= Beginning of Section =

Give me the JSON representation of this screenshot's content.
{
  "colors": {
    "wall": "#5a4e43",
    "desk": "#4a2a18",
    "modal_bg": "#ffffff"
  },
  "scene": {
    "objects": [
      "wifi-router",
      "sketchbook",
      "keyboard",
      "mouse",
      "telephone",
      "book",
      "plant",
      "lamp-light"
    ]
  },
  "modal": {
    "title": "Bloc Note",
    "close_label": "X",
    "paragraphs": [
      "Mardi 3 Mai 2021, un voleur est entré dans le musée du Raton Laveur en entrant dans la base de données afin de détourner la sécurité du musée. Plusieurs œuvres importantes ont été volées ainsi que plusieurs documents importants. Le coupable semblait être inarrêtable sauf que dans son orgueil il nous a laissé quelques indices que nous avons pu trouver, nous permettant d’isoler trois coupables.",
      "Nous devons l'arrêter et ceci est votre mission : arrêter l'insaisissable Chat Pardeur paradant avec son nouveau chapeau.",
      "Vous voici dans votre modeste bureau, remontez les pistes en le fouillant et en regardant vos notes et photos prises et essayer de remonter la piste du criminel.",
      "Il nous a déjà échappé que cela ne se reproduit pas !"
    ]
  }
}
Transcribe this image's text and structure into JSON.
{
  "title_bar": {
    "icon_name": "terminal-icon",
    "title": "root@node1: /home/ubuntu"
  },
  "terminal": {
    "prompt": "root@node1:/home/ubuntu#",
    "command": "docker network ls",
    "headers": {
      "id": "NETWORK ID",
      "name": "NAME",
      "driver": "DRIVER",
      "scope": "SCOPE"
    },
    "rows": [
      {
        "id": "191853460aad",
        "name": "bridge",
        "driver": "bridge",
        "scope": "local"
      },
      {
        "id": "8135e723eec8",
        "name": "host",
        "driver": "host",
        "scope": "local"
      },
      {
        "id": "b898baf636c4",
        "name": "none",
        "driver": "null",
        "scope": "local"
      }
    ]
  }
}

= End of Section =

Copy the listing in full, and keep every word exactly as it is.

OUTPUT:
Give me the JSON representation of this screenshot's content.
{
  "colors": {
    "wall": "#5a4e43",
    "desk": "#4a2a18",
    "modal_bg": "#ffffff"
  },
  "scene": {
    "objects": [
      "wifi-router",
      "sketchbook",
      "keyboard",
      "mouse",
      "telephone",
      "book",
      "plant",
      "lamp-light"
    ]
  },
  "modal": {
    "title": "Bloc Note",
    "close_label": "X",
    "paragraphs": [
      "Mardi 3 Mai 2021, un voleur est entré dans le musée du Raton Laveur en entrant dans la base de données afin de détourner la sécurité du musée. Plusieurs œuvres importantes ont été volées ainsi que plusieurs documents importants. Le coupable semblait être inarrêtable sauf que dans son orgueil il nous a laissé quelques indices que nous avons pu trouver, nous permettant d’isoler trois coupables.",
      "Nous devons l'arrêter et ceci est votre mission : arrêter l'insaisissable Chat Pardeur paradant avec son nouveau chapeau.",
      "Vous voici dans votre modeste bureau, remontez les pistes en le fouillant et en regardant vos notes et photos prises et essayer de remonter la piste du criminel.",
      "Il nous a déjà échappé que cela ne se reproduit pas !"
    ]
  }
}
Transcribe this image's text and structure into JSON.
{
  "title_bar": {
    "icon_name": "terminal-icon",
    "title": "root@node1: /home/ubuntu"
  },
  "terminal": {
    "prompt": "root@node1:/home/ubuntu#",
    "command": "docker network ls",
    "headers": {
      "id": "NETWORK ID",
      "name": "NAME",
      "driver": "DRIVER",
      "scope": "SCOPE"
    },
    "rows": [
      {
        "id": "191853460aad",
        "name": "bridge",
        "driver": "bridge",
        "scope": "local"
      },
      {
        "id": "8135e723eec8",
        "name": "host",
        "driver": "host",
        "scope": "local"
      },
      {
        "id": "b898baf636c4",
        "name": "none",
        "driver": "null",
        "scope": "local"
      }
    ]
  }
}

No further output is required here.